Gather all clothing and linens in the rooms and homes of anyone infected with scabies and wash them immediately in a washing machine with detergent. If possible, dry everything in a dryer on as high a heat as the clothing allows. Do the same with staff uniforms and personal clothing worn to work if scabies breaks out at a facility or institution.
Ask your dry cleaner if he will accept your non-water-washable clothes. While dry cleaning can kill scabies mites and their eggs, many dry cleaners will not take the risk of accepting infected clothing. Be ethical and always disclose.
Visit your physician to determine the correct scabies treatment for you. Most treatments are topical and several are safe for pregnant and nursing women. If you live with others, ensure that everyone gets treated -- even if they are asymptomatic. Scabies spreads quickly and the Centers for Disease Control strongly recommends everyone in a contact group undergo treatment as scabies has an incubation period before symptoms appear.
Apply Lindane or Permethrin 5 percent (brand name Elimite) in two treatments, spaced a week apart. These are the most common prescriptions. Permethrin comes only in cream form while Lindane also comes in lotion and shampoo forms.
Use Crotamiton (brand name Eurax) on your baby or young children if they are affected. This non-chemical treatment requires daily skin application for two to five days.
Take ivermectin (brand name Stromectol) if other treatments fail or your scabies advances to the point where it's crusted. Your doctor will likely use this only as a last resort, unless you have a complicating medical condition which makes topical treatment inadvisable.
Apply soothing lotions like Calamine and take antihistamines to soothe symptomatic skin.

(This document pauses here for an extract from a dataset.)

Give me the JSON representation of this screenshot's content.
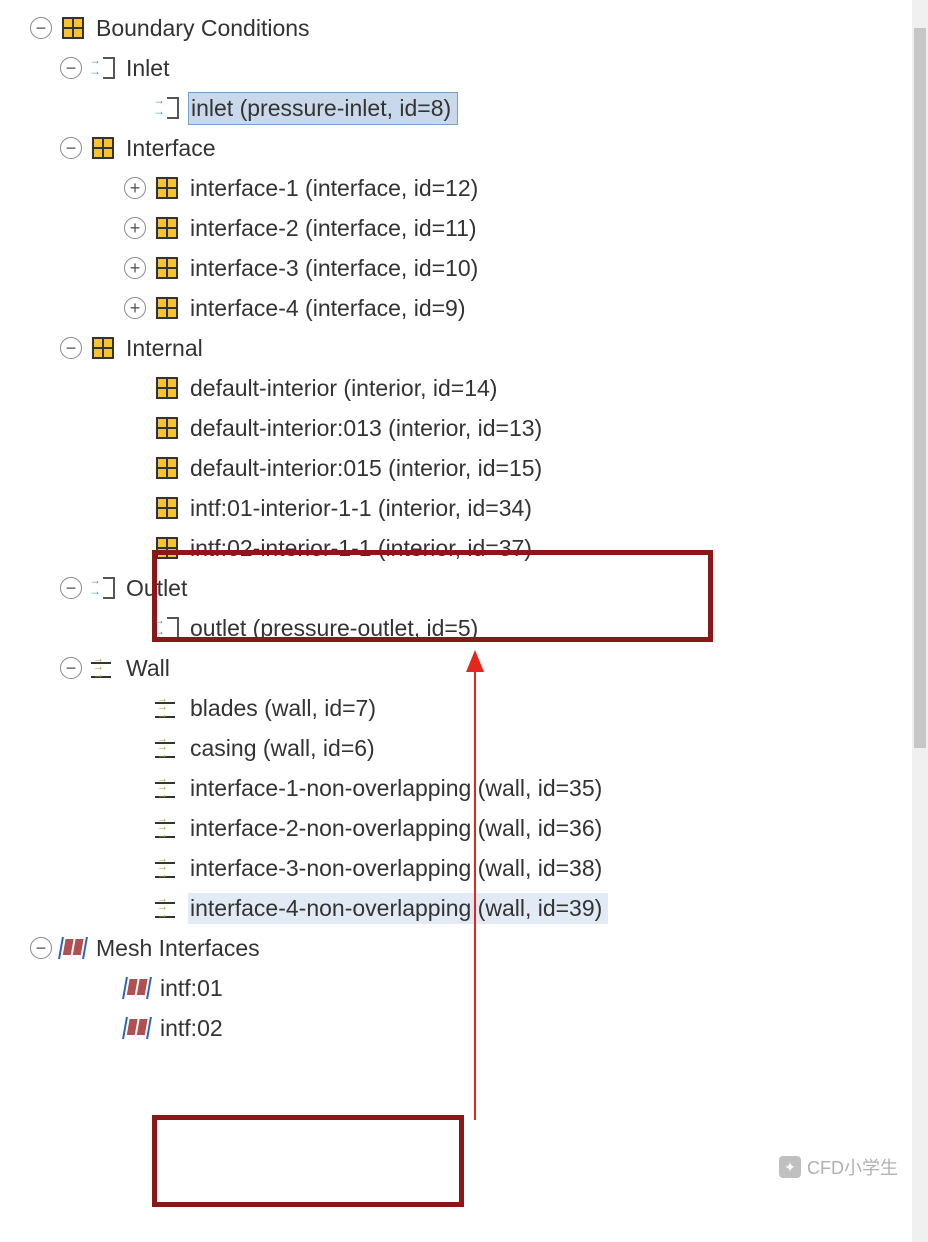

The redness and itch is a result of an allergic reaction people have to bugs burrowing in their skin. The allergic reaction will likely last for awhile after the scabies mites are eliminated.